- FOR ROUND SHAPE: Place about 1 to 2 Tbsp of char siu filling in the middle and gather the edge to enclose into a round ball and place the seam side down. Cup the dough with both palms and move the dough in a circular motion to shape it taller. This part is important so your steamed buns come out tall instead of spreading to the side after steaming
- Place on a piece of parchment paper. Lightly dab the surface of the bun with some milk using your finger to smooth the surface. Loosely cover with a clean cloth to prevent drying. Work with another dough and do the same
- IF YOU WANT TO PLEAT SOME PATTERNS: Place the char siu filling in the middle. Create a fold around the edge and then pinch to seal. Cup the dough with both palms and move the dough in a circular motion to shape it taller. This part is important so your steamed buns come out tall instead of spreading to the side after steaming
- Place on a piece of parchment paper. You don't need to dab the surface with milk if you have patterns. Loosely cover with a saran wrapper to prevent drying. Work with another dough and do the same
- Let the shaped buns proof until about 50% double its original size. They don't have to double in size. This may take about 15 minutes, but please don't go by the time, just observe to make sure the buns have puffed up to half its original size and feel lighter, before steaming or the buns will be tough. Don't overproof them as well.
- Most likely your steamer won't be able to accommodate steaming all buns at one go. You may need to steam in 2-3 batches, which means, the rest of the batches will sit longer and continue to proof while waiting for the steamer. Not good for the buns! Here's what you can do: Make sure the cover them with plastic wrap and then place them in the refrigerator to slow down the yeast activity or halt it all together until they are ready to be steamed

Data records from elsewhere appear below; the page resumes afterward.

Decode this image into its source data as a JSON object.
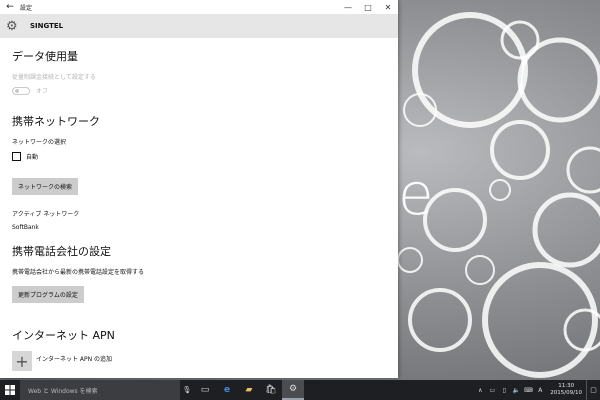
{
  "window": {
    "title": "設定",
    "header_title": "SINGTEL",
    "back_icon": "back-arrow-icon",
    "header_icon": "gear-icon",
    "controls": [
      "—",
      "□",
      "✕"
    ]
  },
  "sections": {
    "data_usage": {
      "title": "データ使用量",
      "metered_label": "従量制課金接続として設定する",
      "toggle_state": "オフ"
    },
    "mobile_network": {
      "title": "携帯ネットワーク",
      "select_label": "ネットワークの選択",
      "auto_label": "自動",
      "search_button": "ネットワークの検索",
      "active_label": "アクティブ ネットワーク",
      "active_value": "SoftBank"
    },
    "carrier": {
      "title": "携帯電話会社の設定",
      "description": "携帯電話会社から最新の携帯電話設定を取得する",
      "update_button": "更新プログラムの設定"
    },
    "apn": {
      "title": "インターネット APN",
      "add_label": "インターネット APN の追加"
    }
  },
  "desktop": {
    "brand_letter": "e"
  },
  "taskbar": {
    "search_placeholder": "Web と Windows を検索",
    "time": "11:30",
    "date": "2015/09/10"
  },
  "colors": {
    "taskbar": "#1d1f22",
    "header": "#e6e6e6",
    "button": "#cccccc"
  }
}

- Bring the water in a steamer to a boil. Wrap the lid with a cloth. This will prevent water dripping from the lid creating burn spots. Place some of the buns on the steamer. Lower the heat to MEDIUM. Close the lid and leave about 1/4-inch of gap to let some steam escapes. Steam on MEDIUM heat for about 15 minutes. Turn off the heat and wait for 5 minutes and then remove steamed buns from the steamer to cooling rack. This will prevent the bottom from getting wet and soggy.
- If you make extra and plan to store them, once the steamed buns have cooled down, place them on a baking sheet not touching each other and put them inside the freezer for 1 hour then transfer to a freezer bag
- They can be reheated in the steamer without thawing. Steam over high heat for 5 minutes
Check out this Soft and Fluffy No-Yeast Chinese Steamed Buns. These are so good and super easy to make! I have used this no-yeast steamed buns recipe to make char siu bao and all kind of steamed buns with sweet or savory fillings.